Water – Water is your guts friend, as long as it’s filtered, clean water. Water aids your gut in transporting particles through, and is an important part of the “packaging” (aka poop) that transports waste out of your body. Be sure to consume water all day long. You don’t have to overdue it and force yourself to consume huge amounts, but create the habit of always having a glass or bottle of water on hand at all times, and regularly sip off it.
Pay Attention – Finally, one of the most important things you can do to care for your gut is to pay attention to it. You only know if there are weeds in a garden by paying attention to it. Paying attention to your gut can help you figure out what foods are harming it, and what food are healing it. And guess what? Some very healthy, whole foods might irritate your gut, so you shouldn’t consume them. Or maybe you can consume them cooked and you’re fine, but raw is a no go. You’ll only figure these nuances out by paying attention. If this seems too overwhelming, a health coach like me can help you figure it out.
Protecting your Gut-Brain Connection

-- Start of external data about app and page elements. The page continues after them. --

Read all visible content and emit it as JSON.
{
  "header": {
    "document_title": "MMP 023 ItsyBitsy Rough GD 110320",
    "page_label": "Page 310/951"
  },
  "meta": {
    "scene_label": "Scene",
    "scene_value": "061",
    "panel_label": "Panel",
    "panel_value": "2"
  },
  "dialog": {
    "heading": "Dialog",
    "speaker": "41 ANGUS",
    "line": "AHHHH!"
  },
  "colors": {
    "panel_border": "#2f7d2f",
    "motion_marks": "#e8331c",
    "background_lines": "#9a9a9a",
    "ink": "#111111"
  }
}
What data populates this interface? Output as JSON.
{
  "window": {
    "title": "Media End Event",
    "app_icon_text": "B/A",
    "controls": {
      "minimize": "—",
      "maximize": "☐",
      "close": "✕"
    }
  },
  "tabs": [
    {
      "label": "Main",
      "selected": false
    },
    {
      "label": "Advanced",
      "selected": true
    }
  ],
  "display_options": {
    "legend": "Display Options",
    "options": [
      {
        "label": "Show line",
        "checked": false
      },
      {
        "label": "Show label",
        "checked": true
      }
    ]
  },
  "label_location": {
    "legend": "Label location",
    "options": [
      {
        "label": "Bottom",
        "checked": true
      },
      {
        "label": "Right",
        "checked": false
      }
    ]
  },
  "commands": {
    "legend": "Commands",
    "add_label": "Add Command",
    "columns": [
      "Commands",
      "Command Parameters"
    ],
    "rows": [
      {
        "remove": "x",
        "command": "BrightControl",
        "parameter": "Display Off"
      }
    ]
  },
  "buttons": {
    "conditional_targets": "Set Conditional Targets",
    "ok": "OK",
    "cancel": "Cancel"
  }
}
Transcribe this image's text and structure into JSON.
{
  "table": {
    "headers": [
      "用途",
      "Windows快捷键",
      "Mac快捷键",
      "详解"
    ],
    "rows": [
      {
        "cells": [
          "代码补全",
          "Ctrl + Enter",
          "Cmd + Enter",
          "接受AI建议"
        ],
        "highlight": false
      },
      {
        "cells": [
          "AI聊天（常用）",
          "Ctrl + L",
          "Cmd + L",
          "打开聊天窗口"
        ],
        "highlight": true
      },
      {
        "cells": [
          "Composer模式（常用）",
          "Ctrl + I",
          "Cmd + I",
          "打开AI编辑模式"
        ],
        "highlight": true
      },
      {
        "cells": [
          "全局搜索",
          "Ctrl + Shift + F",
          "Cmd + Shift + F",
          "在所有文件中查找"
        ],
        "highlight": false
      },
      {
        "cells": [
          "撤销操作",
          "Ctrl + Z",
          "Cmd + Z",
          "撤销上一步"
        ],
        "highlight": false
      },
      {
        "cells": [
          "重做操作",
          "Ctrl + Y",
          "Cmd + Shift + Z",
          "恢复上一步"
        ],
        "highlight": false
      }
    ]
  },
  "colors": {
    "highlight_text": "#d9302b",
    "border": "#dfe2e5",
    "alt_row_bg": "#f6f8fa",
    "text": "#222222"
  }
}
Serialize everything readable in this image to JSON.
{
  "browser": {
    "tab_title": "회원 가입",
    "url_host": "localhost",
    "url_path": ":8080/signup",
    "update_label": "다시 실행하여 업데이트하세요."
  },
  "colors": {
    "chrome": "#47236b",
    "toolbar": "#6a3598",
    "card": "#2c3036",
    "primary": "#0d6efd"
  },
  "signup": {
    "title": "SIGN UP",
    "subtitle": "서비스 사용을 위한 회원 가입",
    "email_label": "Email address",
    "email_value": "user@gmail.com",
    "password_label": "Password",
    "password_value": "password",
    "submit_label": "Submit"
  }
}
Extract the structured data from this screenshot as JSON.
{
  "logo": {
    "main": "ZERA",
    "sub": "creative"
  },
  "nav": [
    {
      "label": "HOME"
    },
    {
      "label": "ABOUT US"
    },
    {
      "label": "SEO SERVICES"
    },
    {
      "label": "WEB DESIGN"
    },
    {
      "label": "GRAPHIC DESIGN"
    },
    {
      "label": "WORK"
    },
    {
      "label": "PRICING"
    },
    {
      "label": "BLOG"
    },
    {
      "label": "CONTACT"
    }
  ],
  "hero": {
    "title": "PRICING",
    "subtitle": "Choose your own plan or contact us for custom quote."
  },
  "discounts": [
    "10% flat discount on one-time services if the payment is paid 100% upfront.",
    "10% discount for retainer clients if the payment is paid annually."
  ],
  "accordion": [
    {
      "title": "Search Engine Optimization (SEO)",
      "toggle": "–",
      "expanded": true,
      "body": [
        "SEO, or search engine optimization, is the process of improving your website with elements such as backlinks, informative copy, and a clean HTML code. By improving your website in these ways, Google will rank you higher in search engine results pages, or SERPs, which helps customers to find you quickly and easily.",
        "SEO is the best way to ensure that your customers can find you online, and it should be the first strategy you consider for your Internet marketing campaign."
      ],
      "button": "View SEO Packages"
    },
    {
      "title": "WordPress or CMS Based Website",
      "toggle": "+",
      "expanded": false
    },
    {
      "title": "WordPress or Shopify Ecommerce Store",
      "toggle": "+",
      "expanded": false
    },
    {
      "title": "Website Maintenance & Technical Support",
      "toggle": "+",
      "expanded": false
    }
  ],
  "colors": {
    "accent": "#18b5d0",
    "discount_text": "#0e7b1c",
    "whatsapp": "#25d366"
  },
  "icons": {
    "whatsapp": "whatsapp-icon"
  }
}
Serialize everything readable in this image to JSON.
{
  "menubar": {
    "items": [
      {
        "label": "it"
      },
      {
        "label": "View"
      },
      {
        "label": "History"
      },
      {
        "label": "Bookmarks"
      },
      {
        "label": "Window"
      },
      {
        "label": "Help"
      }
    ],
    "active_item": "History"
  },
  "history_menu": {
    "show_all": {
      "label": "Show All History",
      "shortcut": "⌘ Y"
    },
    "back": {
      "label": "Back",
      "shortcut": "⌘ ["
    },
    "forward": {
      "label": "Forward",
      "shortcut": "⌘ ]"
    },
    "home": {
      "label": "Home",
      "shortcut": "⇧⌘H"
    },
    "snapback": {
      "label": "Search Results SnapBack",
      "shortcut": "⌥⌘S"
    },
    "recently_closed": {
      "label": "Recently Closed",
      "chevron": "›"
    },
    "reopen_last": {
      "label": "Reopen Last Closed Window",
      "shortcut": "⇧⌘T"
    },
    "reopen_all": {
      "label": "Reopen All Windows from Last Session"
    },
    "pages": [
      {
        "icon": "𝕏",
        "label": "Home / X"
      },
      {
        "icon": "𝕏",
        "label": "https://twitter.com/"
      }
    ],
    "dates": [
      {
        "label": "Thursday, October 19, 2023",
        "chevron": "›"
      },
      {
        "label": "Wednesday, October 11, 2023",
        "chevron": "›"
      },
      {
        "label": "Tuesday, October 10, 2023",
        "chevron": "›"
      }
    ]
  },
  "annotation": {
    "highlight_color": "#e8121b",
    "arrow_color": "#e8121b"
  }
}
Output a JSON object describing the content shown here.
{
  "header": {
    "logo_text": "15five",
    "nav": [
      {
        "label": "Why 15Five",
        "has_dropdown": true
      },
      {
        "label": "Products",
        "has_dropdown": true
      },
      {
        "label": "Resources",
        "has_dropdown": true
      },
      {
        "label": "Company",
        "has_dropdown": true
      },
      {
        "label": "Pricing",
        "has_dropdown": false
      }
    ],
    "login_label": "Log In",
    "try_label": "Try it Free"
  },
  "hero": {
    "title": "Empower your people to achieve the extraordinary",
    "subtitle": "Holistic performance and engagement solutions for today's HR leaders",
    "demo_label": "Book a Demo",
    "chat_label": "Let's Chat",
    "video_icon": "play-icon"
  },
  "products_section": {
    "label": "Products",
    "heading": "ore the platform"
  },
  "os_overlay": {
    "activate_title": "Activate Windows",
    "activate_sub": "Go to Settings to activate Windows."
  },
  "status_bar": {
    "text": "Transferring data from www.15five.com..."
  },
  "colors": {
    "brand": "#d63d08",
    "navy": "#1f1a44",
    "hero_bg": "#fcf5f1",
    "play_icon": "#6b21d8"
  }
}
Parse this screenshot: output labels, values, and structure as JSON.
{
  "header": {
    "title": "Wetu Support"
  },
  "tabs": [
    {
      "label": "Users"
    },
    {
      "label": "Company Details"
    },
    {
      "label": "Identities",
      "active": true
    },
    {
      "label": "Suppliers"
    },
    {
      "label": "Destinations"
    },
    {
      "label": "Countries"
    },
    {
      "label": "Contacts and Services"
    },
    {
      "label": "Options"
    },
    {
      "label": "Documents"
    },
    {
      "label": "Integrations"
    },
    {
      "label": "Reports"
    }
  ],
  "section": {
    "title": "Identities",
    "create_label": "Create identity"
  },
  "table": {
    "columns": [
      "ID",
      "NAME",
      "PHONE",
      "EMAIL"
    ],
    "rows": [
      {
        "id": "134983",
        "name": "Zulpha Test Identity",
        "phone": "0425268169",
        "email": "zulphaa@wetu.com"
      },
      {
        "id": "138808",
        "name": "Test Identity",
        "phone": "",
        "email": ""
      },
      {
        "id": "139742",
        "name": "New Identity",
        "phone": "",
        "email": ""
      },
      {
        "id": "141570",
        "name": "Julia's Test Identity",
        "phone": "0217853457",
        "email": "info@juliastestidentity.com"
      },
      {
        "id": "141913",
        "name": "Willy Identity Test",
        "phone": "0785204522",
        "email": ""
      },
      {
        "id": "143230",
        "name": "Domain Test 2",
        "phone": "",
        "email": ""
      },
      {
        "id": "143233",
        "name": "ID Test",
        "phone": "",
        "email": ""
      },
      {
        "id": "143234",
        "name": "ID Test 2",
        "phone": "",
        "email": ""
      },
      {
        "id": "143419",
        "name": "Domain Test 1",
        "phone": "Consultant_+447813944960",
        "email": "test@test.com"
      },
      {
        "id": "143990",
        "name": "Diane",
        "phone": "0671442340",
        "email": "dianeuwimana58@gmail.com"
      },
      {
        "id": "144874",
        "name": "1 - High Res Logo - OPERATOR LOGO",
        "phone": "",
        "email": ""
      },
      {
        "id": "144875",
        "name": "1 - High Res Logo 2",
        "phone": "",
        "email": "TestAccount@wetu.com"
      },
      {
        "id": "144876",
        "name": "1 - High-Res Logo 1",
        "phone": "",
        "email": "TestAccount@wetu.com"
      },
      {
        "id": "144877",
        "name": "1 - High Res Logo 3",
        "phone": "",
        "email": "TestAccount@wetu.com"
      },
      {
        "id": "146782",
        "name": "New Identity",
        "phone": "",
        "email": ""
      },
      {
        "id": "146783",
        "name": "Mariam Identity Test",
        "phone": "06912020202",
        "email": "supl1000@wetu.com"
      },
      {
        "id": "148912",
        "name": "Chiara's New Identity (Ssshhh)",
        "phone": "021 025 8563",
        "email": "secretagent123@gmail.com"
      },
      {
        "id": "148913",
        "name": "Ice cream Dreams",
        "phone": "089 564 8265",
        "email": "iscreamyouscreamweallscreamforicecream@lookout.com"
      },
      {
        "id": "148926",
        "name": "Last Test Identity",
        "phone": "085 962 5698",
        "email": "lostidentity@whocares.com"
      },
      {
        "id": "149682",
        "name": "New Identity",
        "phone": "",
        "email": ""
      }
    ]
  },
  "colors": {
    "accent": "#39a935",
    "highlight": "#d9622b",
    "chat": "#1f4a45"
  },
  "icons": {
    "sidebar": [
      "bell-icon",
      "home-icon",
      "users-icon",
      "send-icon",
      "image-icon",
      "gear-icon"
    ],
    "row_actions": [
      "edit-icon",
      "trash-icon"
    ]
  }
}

By now hopefully you’re picking up on the fact that protecting your gut IS protecting your brain. Your gut is the front door and foyer to the mansion that houses all the rooms in your body, each room housing a critical component of your functioning body. Your brain is on the top floor, in the biggest room, where all the treasures are stored. For invaders, it’s advantageous to try and get to that room in order to gain access to the goods.
That is why it’s critical to feed your gut the right things, in order to keep the front door guarded. And by the way, all the “windows” (other openings including the nose and eyes) depend on the nutrients coming from your gut to remain healthy as well.
Getting to Know Your Gut
If you want to take a deeper dive into the state of your gut, there are services out there that will test your microbiome and report the state of your gut back to you. One of the most popular is Viome. This is the service I use. (FYI, I am not affiliated with them. I receive no benefit from mentioning their services.) This article from GoWellness rounds up a few different services to try.
One of the benefits of using a service like this is it takes the guess work out of figuring out what foods to eat and avoid, based on your microbiome. It can be handy to have information like this at your fingertips!
So what does all this information boil down to? Concentrate on the health of your gut, and you are bound to affect the health of your brain in a positive way.
If you enjoyed this article you might also like:
- Gut to Brain: How to protect your blood-brain barrier
- Using food to support your body
- Why are fatty acids important?
- What are the best foods I can eat for my brain?